Last updated on June 13th, 2023 at 04:51 pm
Lakeland, Florida-based Publix donated $600,000 to the Sustainable Fisheries Partnership in observance of World Oceans Day on June 8.
Sustainable Fisheries Partnership is a nonprofit marine conservation organization that brings retailers, seafood buyers and their supply chains together to protect the environment while continuing to promote the sustainable productivity of fisheries and fish farms.
This year’s donations bring the company’s contributions to more than $600,000 during its 13-year collaboration with Sustainable Fisheries Partnership.
“It is important to Publix that we support and assist seafood industry leaders so that meaningful and lasting steps can be taken to protect marine life while allowing for the responsible and sustainable harvesting of seafood,” Guy Pizzuti, Publix’s business development director of seafood, said in a statement.
Over the last year, Publix has donated more than $165,000 to Sustainable Fisheries Partnership to help support fishery and aquaculture improvement projects and other efforts to advance seafood sustainability.
The donations included more than $83,000 for ropeless fishing gear, more than $42,000 for electronic monitoring to reduce bycatch and Publix’s annual $40,000 donation to support SFP’s initiatives to achieve steady and continuous improvements in fisheries.
Ropeless fishing gear
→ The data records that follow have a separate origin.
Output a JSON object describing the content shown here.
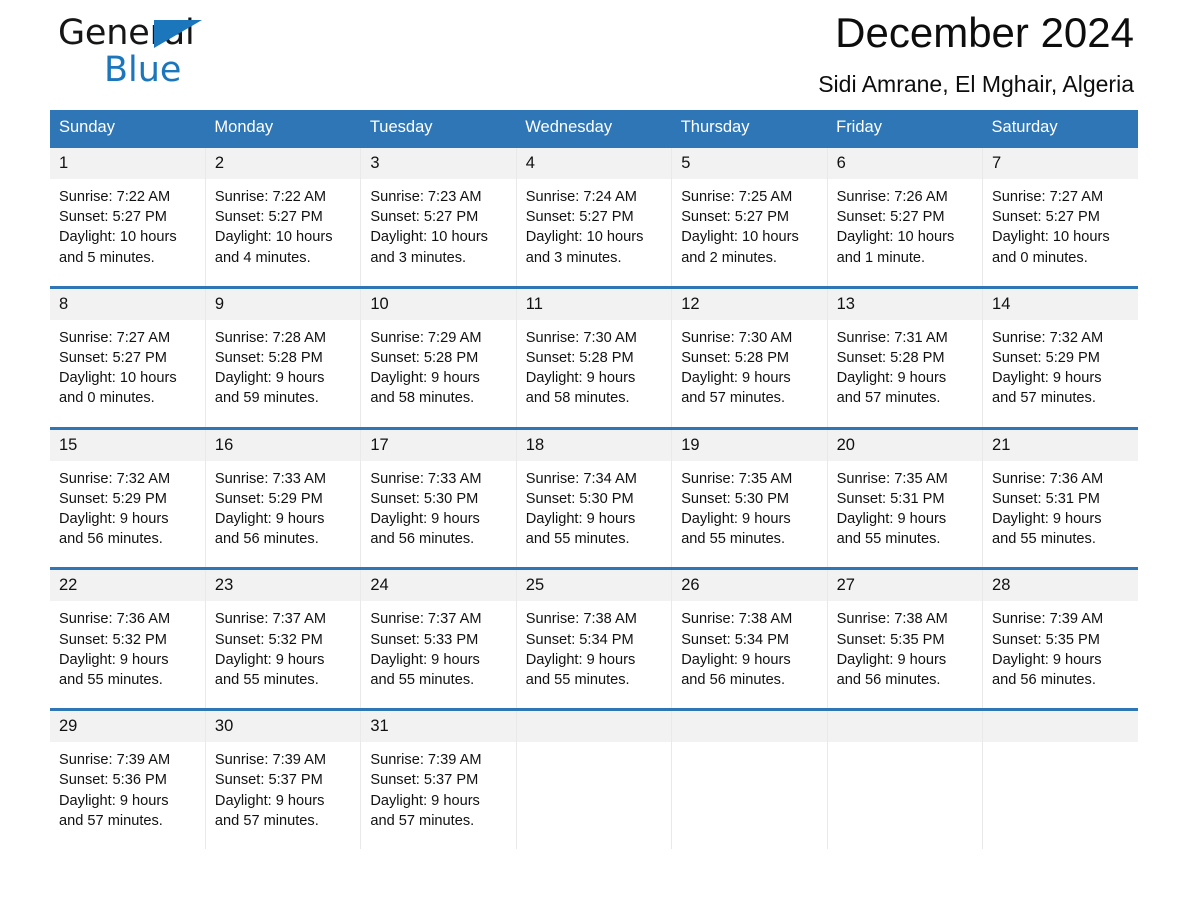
{
  "brand": {
    "name_part1": "General",
    "name_part2": "Blue",
    "triangle_icon": "triangle-icon",
    "accent_color": "#1b76bc"
  },
  "header": {
    "title": "December 2024",
    "subtitle": "Sidi Amrane, El Mghair, Algeria"
  },
  "calendar": {
    "header_bg": "#2e76b6",
    "daynum_bg": "#f2f2f2",
    "weekdays": [
      "Sunday",
      "Monday",
      "Tuesday",
      "Wednesday",
      "Thursday",
      "Friday",
      "Saturday"
    ],
    "weeks": [
      [
        {
          "day": "1",
          "sunrise": "Sunrise: 7:22 AM",
          "sunset": "Sunset: 5:27 PM",
          "daylight_line1": "Daylight: 10 hours",
          "daylight_line2": "and 5 minutes."
        },
        {
          "day": "2",
          "sunrise": "Sunrise: 7:22 AM",
          "sunset": "Sunset: 5:27 PM",
          "daylight_line1": "Daylight: 10 hours",
          "daylight_line2": "and 4 minutes."
        },
        {
          "day": "3",
          "sunrise": "Sunrise: 7:23 AM",
          "sunset": "Sunset: 5:27 PM",
          "daylight_line1": "Daylight: 10 hours",
          "daylight_line2": "and 3 minutes."
        },
        {
          "day": "4",
          "sunrise": "Sunrise: 7:24 AM",
          "sunset": "Sunset: 5:27 PM",
          "daylight_line1": "Daylight: 10 hours",
          "daylight_line2": "and 3 minutes."
        },
        {
          "day": "5",
          "sunrise": "Sunrise: 7:25 AM",
          "sunset": "Sunset: 5:27 PM",
          "daylight_line1": "Daylight: 10 hours",
          "daylight_line2": "and 2 minutes."
        },
        {
          "day": "6",
          "sunrise": "Sunrise: 7:26 AM",
          "sunset": "Sunset: 5:27 PM",
          "daylight_line1": "Daylight: 10 hours",
          "daylight_line2": "and 1 minute."
        },
        {
          "day": "7",
          "sunrise": "Sunrise: 7:27 AM",
          "sunset": "Sunset: 5:27 PM",
          "daylight_line1": "Daylight: 10 hours",
          "daylight_line2": "and 0 minutes."
        }
      ],
      [
        {
          "day": "8",
          "sunrise": "Sunrise: 7:27 AM",
          "sunset": "Sunset: 5:27 PM",
          "daylight_line1": "Daylight: 10 hours",
          "daylight_line2": "and 0 minutes."
        },
        {
          "day": "9",
          "sunrise": "Sunrise: 7:28 AM",
          "sunset": "Sunset: 5:28 PM",
          "daylight_line1": "Daylight: 9 hours",
          "daylight_line2": "and 59 minutes."
        },
        {
          "day": "10",
          "sunrise": "Sunrise: 7:29 AM",
          "sunset": "Sunset: 5:28 PM",
          "daylight_line1": "Daylight: 9 hours",
          "daylight_line2": "and 58 minutes."
        },
        {
          "day": "11",
          "sunrise": "Sunrise: 7:30 AM",
          "sunset": "Sunset: 5:28 PM",
          "daylight_line1": "Daylight: 9 hours",
          "daylight_line2": "and 58 minutes."
        },
        {
          "day": "12",
          "sunrise": "Sunrise: 7:30 AM",
          "sunset": "Sunset: 5:28 PM",
          "daylight_line1": "Daylight: 9 hours",
          "daylight_line2": "and 57 minutes."
        },
        {
          "day": "13",
          "sunrise": "Sunrise: 7:31 AM",
          "sunset": "Sunset: 5:28 PM",
          "daylight_line1": "Daylight: 9 hours",
          "daylight_line2": "and 57 minutes."
        },
        {
          "day": "14",
          "sunrise": "Sunrise: 7:32 AM",
          "sunset": "Sunset: 5:29 PM",
          "daylight_line1": "Daylight: 9 hours",
          "daylight_line2": "and 57 minutes."
        }
      ],
      [
        {
          "day": "15",
          "sunrise": "Sunrise: 7:32 AM",
          "sunset": "Sunset: 5:29 PM",
          "daylight_line1": "Daylight: 9 hours",
          "daylight_line2": "and 56 minutes."
        },
        {
          "day": "16",
          "sunrise": "Sunrise: 7:33 AM",
          "sunset": "Sunset: 5:29 PM",
          "daylight_line1": "Daylight: 9 hours",
          "daylight_line2": "and 56 minutes."
        },
        {
          "day": "17",
          "sunrise": "Sunrise: 7:33 AM",
          "sunset": "Sunset: 5:30 PM",
          "daylight_line1": "Daylight: 9 hours",
          "daylight_line2": "and 56 minutes."
        },
        {
          "day": "18",
          "sunrise": "Sunrise: 7:34 AM",
          "sunset": "Sunset: 5:30 PM",
          "daylight_line1": "Daylight: 9 hours",
          "daylight_line2": "and 55 minutes."
        },
        {
          "day": "19",
          "sunrise": "Sunrise: 7:35 AM",
          "sunset": "Sunset: 5:30 PM",
          "daylight_line1": "Daylight: 9 hours",
          "daylight_line2": "and 55 minutes."
        },
        {
          "day": "20",
          "sunrise": "Sunrise: 7:35 AM",
          "sunset": "Sunset: 5:31 PM",
          "daylight_line1": "Daylight: 9 hours",
          "daylight_line2": "and 55 minutes."
        },
        {
          "day": "21",
          "sunrise": "Sunrise: 7:36 AM",
          "sunset": "Sunset: 5:31 PM",
          "daylight_line1": "Daylight: 9 hours",
          "daylight_line2": "and 55 minutes."
        }
      ],
      [
        {
          "day": "22",
          "sunrise": "Sunrise: 7:36 AM",
          "sunset": "Sunset: 5:32 PM",
          "daylight_line1": "Daylight: 9 hours",
          "daylight_line2": "and 55 minutes."
        },
        {
          "day": "23",
          "sunrise": "Sunrise: 7:37 AM",
          "sunset": "Sunset: 5:32 PM",
          "daylight_line1": "Daylight: 9 hours",
          "daylight_line2": "and 55 minutes."
        },
        {
          "day": "24",
          "sunrise": "Sunrise: 7:37 AM",
          "sunset": "Sunset: 5:33 PM",
          "daylight_line1": "Daylight: 9 hours",
          "daylight_line2": "and 55 minutes."
        },
        {
          "day": "25",
          "sunrise": "Sunrise: 7:38 AM",
          "sunset": "Sunset: 5:34 PM",
          "daylight_line1": "Daylight: 9 hours",
          "daylight_line2": "and 55 minutes."
        },
        {
          "day": "26",
          "sunrise": "Sunrise: 7:38 AM",
          "sunset": "Sunset: 5:34 PM",
          "daylight_line1": "Daylight: 9 hours",
          "daylight_line2": "and 56 minutes."
        },
        {
          "day": "27",
          "sunrise": "Sunrise: 7:38 AM",
          "sunset": "Sunset: 5:35 PM",
          "daylight_line1": "Daylight: 9 hours",
          "daylight_line2": "and 56 minutes."
        },
        {
          "day": "28",
          "sunrise": "Sunrise: 7:39 AM",
          "sunset": "Sunset: 5:35 PM",
          "daylight_line1": "Daylight: 9 hours",
          "daylight_line2": "and 56 minutes."
        }
      ],
      [
        {
          "day": "29",
          "sunrise": "Sunrise: 7:39 AM",
          "sunset": "Sunset: 5:36 PM",
          "daylight_line1": "Daylight: 9 hours",
          "daylight_line2": "and 57 minutes."
        },
        {
          "day": "30",
          "sunrise": "Sunrise: 7:39 AM",
          "sunset": "Sunset: 5:37 PM",
          "daylight_line1": "Daylight: 9 hours",
          "daylight_line2": "and 57 minutes."
        },
        {
          "day": "31",
          "sunrise": "Sunrise: 7:39 AM",
          "sunset": "Sunset: 5:37 PM",
          "daylight_line1": "Daylight: 9 hours",
          "daylight_line2": "and 57 minutes."
        },
        {
          "day": "",
          "sunrise": "",
          "sunset": "",
          "daylight_line1": "",
          "daylight_line2": ""
        },
        {
          "day": "",
          "sunrise": "",
          "sunset": "",
          "daylight_line1": "",
          "daylight_line2": ""
        },
        {
          "day": "",
          "sunrise": "",
          "sunset": "",
          "daylight_line1": "",
          "daylight_line2": ""
        },
        {
          "day": "",
          "sunrise": "",
          "sunset": "",
          "daylight_line1": "",
          "daylight_line2": ""
        }
      ]
    ]
  }
}
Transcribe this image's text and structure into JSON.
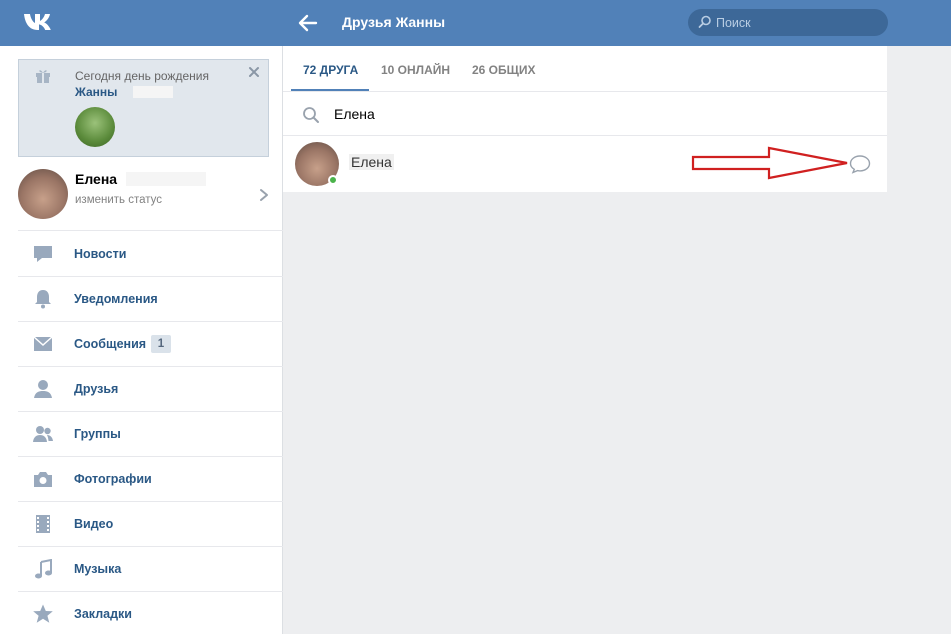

Ropeless fishing gear, known in the fishing industry as on-demand gear, includes enhanced traps that catch lobster and crab from the ocean floor but help eliminate the risk of whales getting entangled in the ropes. The gear is supplied through gear libraries to fishers and commercial fisheries free of charge.
Bycatch monitoring devices
Unintended catch, or bycatch, is when fisheries accidentally catch nontarget wildlife, such as whales, sea turtles, sharks, dolphins and seabirds. Five fishing boats within Publix’s supply chain have been equipped with high-quality cameras and monitoring equipment that collect data on the effectiveness of best practices to reduce bycatch in the mahi-mahi, swordfish and yellowfin tuna fisheries in Costa Rica and Panama. The equipment records when and where bycatch occurs, tracks migration patterns and gathers data on the species involved.
Fishery improvement projects
The company’s annual donation supports SFP’s initiatives and efforts to advance fishery improvement projects, including addressing bycatch in the Gulf of Mexico shrimp fishery and fostering healthy growth of blue swimming crab in various fishing locations.
“These donations from Publix are important for two reasons,” said Kathryn Novak, SFP director of biodiversity and nature.
“First, it sends a signal to fishermen that retailers like Publix are interested in seeing these changes made to protect ocean wildlife from fishing impacts and, second, it helps the fishers over the hurdle of investing in new gear or practices. SFP is proud to partner with Publix on these important initiatives.”
Publix was the first U.S. retailer to join with Sustainable Fisheries Partnership, BirdLife International and Whale and Dolphin Conservation to review and understand the risks from the unintended catch of ocean wildlife within the seafood sourcing supply chain.